Contrera: Yeah, yeah. We played --
Shostak: So it goes both ways.
Contrera: But we had counterparts that were good friends of ours, you know, but they were -- at least there was an honest interaction, a constructive interaction between us, where they actually contributed and not only just critical, but somewhat constructive criticism. Certainly paying to have studies done -- I mean, when you actually open your wallet, I mean, that’s real commitment. [laughs] So it’s just talk.
Shostak: Is there anything I should have asked you that I haven’t? Are there pieces of the story we haven’t touched on?
Contrera: No, I guess not. We hope it -- the momentum carries through with newer models at NIEHS or anywhere else, but I think they’re probably still the key focus. Maybe that program gets expanded. Who knows? But I don’t know what new models we could think of, but I think what we have now is functional, but I’d like to think of it as just as the first generation and better things coming. But I don’t know how long that’ll be. But it couldn’t have been done without them because we wouldn’t have been able to make an alternative. There weren’t any. [laughs] We probably would have been one study.
Shostak: Thank you so much for talking to me at such length.
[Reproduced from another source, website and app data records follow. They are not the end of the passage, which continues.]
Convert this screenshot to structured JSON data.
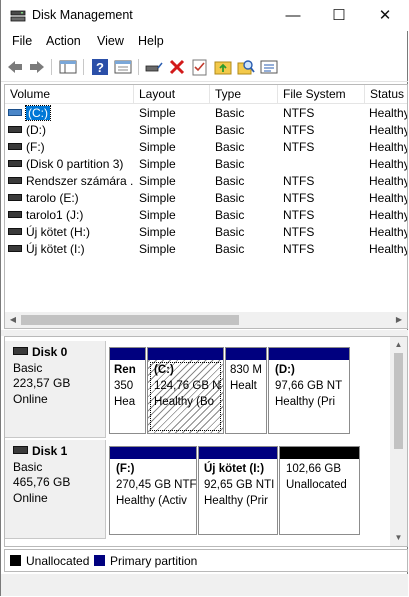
{
  "window": {
    "title": "Disk Management"
  },
  "titlebar": {
    "minimize": "—",
    "maximize": "☐",
    "close": "✕"
  },
  "menu": [
    {
      "label": "File"
    },
    {
      "label": "Action"
    },
    {
      "label": "View"
    },
    {
      "label": "Help"
    }
  ],
  "toolbar": {
    "icons": [
      "back-icon",
      "forward-icon",
      "show-hide-console-tree-icon",
      "help-icon",
      "properties-icon",
      "connect-drive-icon",
      "delete-icon",
      "check-icon",
      "folder-up-icon",
      "search-icon",
      "rescan-icon"
    ]
  },
  "volume_list": {
    "columns": [
      "Volume",
      "Layout",
      "Type",
      "File System",
      "Status"
    ],
    "rows": [
      {
        "volume": "(C:)",
        "layout": "Simple",
        "type": "Basic",
        "fs": "NTFS",
        "status": "Healthy"
      },
      {
        "volume": "(D:)",
        "layout": "Simple",
        "type": "Basic",
        "fs": "NTFS",
        "status": "Healthy"
      },
      {
        "volume": "(F:)",
        "layout": "Simple",
        "type": "Basic",
        "fs": "NTFS",
        "status": "Healthy"
      },
      {
        "volume": "(Disk 0 partition 3)",
        "layout": "Simple",
        "type": "Basic",
        "fs": "",
        "status": "Healthy"
      },
      {
        "volume": "Rendszer számára ...",
        "layout": "Simple",
        "type": "Basic",
        "fs": "NTFS",
        "status": "Healthy"
      },
      {
        "volume": "tarolo (E:)",
        "layout": "Simple",
        "type": "Basic",
        "fs": "NTFS",
        "status": "Healthy"
      },
      {
        "volume": "tarolo1 (J:)",
        "layout": "Simple",
        "type": "Basic",
        "fs": "NTFS",
        "status": "Healthy"
      },
      {
        "volume": "Új kötet (H:)",
        "layout": "Simple",
        "type": "Basic",
        "fs": "NTFS",
        "status": "Healthy"
      },
      {
        "volume": "Új kötet (I:)",
        "layout": "Simple",
        "type": "Basic",
        "fs": "NTFS",
        "status": "Healthy"
      }
    ]
  },
  "disks": [
    {
      "name": "Disk 0",
      "type": "Basic",
      "size": "223,57 GB",
      "state": "Online",
      "partitions": [
        {
          "name": "Ren",
          "size": "350",
          "status": "Hea",
          "kind": "primary"
        },
        {
          "name": "(C:)",
          "size": "124,76 GB N",
          "status": "Healthy (Bo",
          "kind": "primary-selected"
        },
        {
          "name": "",
          "size": "830 M",
          "status": "Healt",
          "kind": "primary"
        },
        {
          "name": "(D:)",
          "size": "97,66 GB NT",
          "status": "Healthy (Pri",
          "kind": "primary"
        }
      ]
    },
    {
      "name": "Disk 1",
      "type": "Basic",
      "size": "465,76 GB",
      "state": "Online",
      "partitions": [
        {
          "name": "(F:)",
          "size": "270,45 GB NTF",
          "status": "Healthy (Activ",
          "kind": "primary"
        },
        {
          "name": "Új kötet  (I:)",
          "size": "92,65 GB NTI",
          "status": "Healthy (Prir",
          "kind": "primary"
        },
        {
          "name": "",
          "size": "102,66 GB",
          "status": "Unallocated",
          "kind": "unallocated"
        }
      ]
    }
  ],
  "legend": [
    {
      "label": "Unallocated",
      "color": "#000000"
    },
    {
      "label": "Primary partition",
      "color": "#00007f"
    }
  ]
}
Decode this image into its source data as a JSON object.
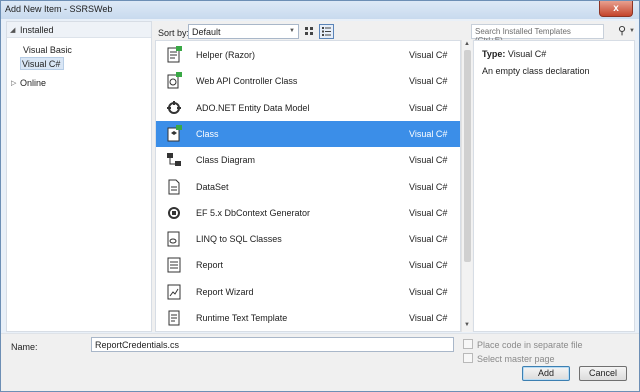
{
  "window": {
    "title": "Add New Item - SSRSWeb",
    "close_label": "x"
  },
  "tree": {
    "installed": "Installed",
    "items": [
      "Visual Basic",
      "Visual C#"
    ],
    "online": "Online"
  },
  "toolbar": {
    "sort_label": "Sort by:",
    "sort_value": "Default",
    "search_placeholder": "Search Installed Templates (Ctrl+E)"
  },
  "templates": [
    {
      "name": "Helper (Razor)",
      "language": "Visual C#",
      "icon": "razor-helper-icon",
      "selected": false
    },
    {
      "name": "Web API Controller Class",
      "language": "Visual C#",
      "icon": "web-api-controller-icon",
      "selected": false
    },
    {
      "name": "ADO.NET Entity Data Model",
      "language": "Visual C#",
      "icon": "entity-data-model-icon",
      "selected": false
    },
    {
      "name": "Class",
      "language": "Visual C#",
      "icon": "class-icon",
      "selected": true
    },
    {
      "name": "Class Diagram",
      "language": "Visual C#",
      "icon": "class-diagram-icon",
      "selected": false
    },
    {
      "name": "DataSet",
      "language": "Visual C#",
      "icon": "dataset-icon",
      "selected": false
    },
    {
      "name": "EF 5.x DbContext Generator",
      "language": "Visual C#",
      "icon": "dbcontext-generator-icon",
      "selected": false
    },
    {
      "name": "LINQ to SQL Classes",
      "language": "Visual C#",
      "icon": "linq-to-sql-icon",
      "selected": false
    },
    {
      "name": "Report",
      "language": "Visual C#",
      "icon": "report-icon",
      "selected": false
    },
    {
      "name": "Report Wizard",
      "language": "Visual C#",
      "icon": "report-wizard-icon",
      "selected": false
    },
    {
      "name": "Runtime Text Template",
      "language": "Visual C#",
      "icon": "text-template-icon",
      "selected": false
    }
  ],
  "details": {
    "type_label": "Type:",
    "type_value": "Visual C#",
    "description": "An empty class declaration"
  },
  "bottom": {
    "name_label": "Name:",
    "name_value": "ReportCredentials.cs",
    "place_code_label": "Place code in separate file",
    "select_master_label": "Select master page",
    "add_label": "Add",
    "cancel_label": "Cancel"
  },
  "colors": {
    "selection": "#3b8ee8",
    "accent": "#3c7fb1"
  }
}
You’re very generous with your time.
Contrera: Well, I hope I didn’t bore you.
Shostak: No, I love this project!
Contrera: Oh okay, good. What’s the end product?
Shostak: I’ll turn this off.
End of Interview